Since the band is often repetitious in their song writing, it can get annoying here when they repeat a vocal line that was potentially irritating to begin with. Namely the songs 'Lusifer,' 'Would You Sleep With a Demon,' and 'Black Death.' These go on to say the title track name to different degrees throughout its span, though after playing the song in its entirety it would feel redundant and forced to go back for another go, as I can imagine the band's original intention was the opposite of that notion.

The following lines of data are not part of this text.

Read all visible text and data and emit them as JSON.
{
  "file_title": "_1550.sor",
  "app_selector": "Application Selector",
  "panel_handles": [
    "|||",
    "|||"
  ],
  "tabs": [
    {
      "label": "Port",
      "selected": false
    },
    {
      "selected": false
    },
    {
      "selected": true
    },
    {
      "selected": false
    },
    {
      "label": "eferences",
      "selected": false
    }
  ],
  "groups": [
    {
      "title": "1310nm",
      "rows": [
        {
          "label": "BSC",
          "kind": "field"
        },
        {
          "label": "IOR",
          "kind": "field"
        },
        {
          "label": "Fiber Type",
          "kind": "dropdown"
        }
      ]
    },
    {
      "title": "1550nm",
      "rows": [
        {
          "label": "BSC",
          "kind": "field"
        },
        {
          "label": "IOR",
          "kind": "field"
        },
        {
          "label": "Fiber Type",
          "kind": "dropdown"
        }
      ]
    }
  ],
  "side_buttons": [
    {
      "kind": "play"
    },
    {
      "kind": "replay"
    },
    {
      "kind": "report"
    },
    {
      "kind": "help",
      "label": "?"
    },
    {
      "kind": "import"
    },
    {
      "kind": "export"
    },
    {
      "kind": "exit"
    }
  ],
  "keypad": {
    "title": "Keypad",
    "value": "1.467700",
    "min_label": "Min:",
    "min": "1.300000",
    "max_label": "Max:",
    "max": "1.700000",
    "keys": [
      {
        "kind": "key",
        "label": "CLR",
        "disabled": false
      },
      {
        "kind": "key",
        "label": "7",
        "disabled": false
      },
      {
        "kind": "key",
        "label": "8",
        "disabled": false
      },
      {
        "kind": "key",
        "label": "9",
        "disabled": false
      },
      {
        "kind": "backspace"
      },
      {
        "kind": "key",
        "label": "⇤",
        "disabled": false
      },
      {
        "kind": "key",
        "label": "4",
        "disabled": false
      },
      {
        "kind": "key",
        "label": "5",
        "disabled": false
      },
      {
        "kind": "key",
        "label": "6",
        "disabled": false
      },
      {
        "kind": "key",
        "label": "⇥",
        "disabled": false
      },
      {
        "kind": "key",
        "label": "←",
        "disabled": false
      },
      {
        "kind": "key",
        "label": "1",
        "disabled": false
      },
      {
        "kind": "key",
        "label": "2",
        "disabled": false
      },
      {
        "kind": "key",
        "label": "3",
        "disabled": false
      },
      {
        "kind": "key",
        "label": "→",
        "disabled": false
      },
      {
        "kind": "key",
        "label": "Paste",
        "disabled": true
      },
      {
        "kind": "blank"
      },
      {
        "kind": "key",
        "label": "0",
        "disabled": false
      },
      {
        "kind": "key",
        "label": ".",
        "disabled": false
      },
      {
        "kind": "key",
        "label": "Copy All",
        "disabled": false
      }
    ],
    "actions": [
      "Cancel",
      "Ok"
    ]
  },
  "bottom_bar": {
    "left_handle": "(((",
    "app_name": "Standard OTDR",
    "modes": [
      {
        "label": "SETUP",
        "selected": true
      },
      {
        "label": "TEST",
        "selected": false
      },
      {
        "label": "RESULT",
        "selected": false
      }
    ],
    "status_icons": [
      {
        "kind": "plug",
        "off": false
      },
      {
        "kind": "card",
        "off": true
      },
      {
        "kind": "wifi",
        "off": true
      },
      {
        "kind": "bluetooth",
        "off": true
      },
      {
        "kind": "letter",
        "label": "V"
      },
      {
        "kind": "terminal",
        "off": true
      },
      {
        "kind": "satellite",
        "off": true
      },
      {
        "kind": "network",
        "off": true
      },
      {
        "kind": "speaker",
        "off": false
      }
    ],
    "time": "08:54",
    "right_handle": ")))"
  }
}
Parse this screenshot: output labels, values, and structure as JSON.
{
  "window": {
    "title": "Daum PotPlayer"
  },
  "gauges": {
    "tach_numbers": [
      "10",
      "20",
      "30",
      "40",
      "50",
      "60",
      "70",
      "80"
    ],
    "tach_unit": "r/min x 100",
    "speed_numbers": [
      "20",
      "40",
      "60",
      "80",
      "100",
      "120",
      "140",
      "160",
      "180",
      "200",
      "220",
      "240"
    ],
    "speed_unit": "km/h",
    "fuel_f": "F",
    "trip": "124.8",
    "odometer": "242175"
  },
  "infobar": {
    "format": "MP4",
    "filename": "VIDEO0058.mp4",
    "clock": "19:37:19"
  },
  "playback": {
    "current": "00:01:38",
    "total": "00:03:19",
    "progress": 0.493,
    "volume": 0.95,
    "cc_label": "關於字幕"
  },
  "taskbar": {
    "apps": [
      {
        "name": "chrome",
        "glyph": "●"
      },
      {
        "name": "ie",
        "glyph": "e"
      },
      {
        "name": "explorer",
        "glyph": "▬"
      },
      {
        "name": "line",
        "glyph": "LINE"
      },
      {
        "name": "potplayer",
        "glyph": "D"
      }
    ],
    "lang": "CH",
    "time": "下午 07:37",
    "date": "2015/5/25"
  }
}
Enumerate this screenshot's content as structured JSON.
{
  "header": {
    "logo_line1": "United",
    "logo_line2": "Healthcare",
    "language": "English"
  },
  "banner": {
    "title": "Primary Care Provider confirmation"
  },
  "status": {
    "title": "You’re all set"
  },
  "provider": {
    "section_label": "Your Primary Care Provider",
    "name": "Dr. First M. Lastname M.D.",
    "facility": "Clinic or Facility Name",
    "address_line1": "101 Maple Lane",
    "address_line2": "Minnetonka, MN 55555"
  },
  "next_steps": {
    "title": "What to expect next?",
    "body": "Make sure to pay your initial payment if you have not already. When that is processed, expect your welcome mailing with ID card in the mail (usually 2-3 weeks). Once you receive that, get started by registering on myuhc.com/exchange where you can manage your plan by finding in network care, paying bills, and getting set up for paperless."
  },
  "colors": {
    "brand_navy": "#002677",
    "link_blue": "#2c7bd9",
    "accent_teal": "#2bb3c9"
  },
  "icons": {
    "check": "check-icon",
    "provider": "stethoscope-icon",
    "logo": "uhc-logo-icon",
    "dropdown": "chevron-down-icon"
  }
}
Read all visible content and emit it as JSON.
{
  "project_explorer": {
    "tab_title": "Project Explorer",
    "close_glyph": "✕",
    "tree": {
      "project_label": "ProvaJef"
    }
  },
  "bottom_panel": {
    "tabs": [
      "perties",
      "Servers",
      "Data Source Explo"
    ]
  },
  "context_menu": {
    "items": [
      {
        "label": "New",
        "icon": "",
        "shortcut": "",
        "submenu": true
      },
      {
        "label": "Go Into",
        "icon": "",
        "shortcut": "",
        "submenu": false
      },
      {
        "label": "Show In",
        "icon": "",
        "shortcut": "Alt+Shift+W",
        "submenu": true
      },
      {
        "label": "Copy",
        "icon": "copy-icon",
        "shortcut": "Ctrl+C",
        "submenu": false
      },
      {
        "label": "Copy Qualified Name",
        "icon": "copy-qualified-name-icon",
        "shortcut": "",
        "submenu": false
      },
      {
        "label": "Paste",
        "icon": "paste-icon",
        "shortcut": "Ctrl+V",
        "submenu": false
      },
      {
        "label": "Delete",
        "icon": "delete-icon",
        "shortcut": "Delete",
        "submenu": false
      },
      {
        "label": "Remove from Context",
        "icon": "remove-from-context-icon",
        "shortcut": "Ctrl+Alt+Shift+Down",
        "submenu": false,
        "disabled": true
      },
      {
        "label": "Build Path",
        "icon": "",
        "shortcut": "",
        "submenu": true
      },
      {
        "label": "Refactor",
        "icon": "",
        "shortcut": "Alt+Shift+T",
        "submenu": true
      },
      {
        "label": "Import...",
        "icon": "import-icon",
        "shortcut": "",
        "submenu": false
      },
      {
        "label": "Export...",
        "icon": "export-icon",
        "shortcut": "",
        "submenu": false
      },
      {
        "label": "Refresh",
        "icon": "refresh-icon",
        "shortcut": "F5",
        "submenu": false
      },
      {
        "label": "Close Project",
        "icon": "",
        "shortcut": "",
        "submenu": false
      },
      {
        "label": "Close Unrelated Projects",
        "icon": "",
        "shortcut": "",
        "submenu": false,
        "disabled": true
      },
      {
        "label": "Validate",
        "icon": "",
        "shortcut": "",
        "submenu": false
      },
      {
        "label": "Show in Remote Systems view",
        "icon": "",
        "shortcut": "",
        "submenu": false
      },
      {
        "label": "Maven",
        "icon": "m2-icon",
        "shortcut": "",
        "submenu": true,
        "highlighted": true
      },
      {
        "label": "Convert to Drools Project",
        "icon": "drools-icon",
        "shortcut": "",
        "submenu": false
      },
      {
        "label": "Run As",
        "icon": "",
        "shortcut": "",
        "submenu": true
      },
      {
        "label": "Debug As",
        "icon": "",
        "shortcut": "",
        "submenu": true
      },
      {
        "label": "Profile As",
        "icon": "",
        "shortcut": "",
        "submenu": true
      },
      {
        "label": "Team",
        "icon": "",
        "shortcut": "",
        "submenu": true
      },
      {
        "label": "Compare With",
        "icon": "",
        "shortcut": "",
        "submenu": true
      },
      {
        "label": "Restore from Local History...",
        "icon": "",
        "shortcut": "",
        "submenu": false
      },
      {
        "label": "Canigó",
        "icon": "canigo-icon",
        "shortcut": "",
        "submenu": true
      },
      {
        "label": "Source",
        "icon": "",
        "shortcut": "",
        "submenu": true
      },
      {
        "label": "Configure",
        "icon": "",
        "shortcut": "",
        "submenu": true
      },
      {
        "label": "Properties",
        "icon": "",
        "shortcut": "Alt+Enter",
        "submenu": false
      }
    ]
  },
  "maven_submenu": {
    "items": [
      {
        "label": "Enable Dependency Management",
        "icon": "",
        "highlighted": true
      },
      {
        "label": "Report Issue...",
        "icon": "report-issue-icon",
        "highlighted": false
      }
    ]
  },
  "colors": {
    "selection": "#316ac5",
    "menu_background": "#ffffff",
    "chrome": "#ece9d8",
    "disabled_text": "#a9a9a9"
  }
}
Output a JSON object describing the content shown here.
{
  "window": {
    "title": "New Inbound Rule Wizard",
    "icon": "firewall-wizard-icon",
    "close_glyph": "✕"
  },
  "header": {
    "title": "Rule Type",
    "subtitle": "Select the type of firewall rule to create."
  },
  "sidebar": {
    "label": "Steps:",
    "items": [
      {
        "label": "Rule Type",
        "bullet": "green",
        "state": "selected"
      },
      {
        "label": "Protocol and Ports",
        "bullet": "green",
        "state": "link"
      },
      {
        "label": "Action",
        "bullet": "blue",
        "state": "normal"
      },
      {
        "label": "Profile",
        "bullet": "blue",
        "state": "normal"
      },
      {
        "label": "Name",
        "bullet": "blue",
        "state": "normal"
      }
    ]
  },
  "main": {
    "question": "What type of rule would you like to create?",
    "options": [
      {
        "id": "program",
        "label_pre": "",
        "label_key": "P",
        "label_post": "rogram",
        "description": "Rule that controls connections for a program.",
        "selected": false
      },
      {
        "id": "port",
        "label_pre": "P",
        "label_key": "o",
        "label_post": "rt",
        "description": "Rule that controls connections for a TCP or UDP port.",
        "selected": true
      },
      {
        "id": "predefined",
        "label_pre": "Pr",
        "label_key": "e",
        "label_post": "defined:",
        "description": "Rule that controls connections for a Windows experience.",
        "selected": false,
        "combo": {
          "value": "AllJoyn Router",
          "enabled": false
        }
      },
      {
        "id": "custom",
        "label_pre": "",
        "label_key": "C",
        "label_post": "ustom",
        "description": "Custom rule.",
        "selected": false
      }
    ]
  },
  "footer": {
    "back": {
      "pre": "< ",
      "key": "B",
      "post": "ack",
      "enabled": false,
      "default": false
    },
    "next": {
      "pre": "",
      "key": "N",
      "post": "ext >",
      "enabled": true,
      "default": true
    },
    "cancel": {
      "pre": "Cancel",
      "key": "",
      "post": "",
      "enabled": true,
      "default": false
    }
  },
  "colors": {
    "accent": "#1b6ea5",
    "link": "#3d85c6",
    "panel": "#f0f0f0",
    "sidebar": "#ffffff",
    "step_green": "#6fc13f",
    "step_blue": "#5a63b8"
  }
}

This album is effective to certain levels. Though it's funny that I find their most consistent songs here 'Witchmaster,' 'Sinister Autumn,' 'Hills of the Nurn,' 'Black Flames and Blood,' and 'Soaring Up From Hell.' Four of which are re-recorded tracks from their earlier, more shadowy days. I think I could have listened to this album without having to double check on that and still find them the more workable of the bunch. The title track 'Venomous' is good for a stab at some experimentation and 'Gloomy Fallen Angel' works on a basic song writing level, being not offensive nor inoffensive. Barathrum didn't come completely out of it with the other songs, it is just that the band is more generally appealing to extreme metal listeners, which causes them not to settle completely on either side of the fence. Being home to a dwelling that is haunted as it is contradictorily inviting. This goes along not only with their song writing but the production too. The drums, for instance, are triggered and artificial sounding, to the point where they might as well have played with an electronic kit. This album has a mixed mood as well, ranging from darker parts that brood with their slower parts to more upbeat sections that are entitled to some head bangs. Though it luckily doesn't try to employ those catchy guitar riffs that were distastefully sprinkled about on the last two recordings. Overall, this is something of a mostly good "sampler" with not enough portions to make a completely satisfying full course out of.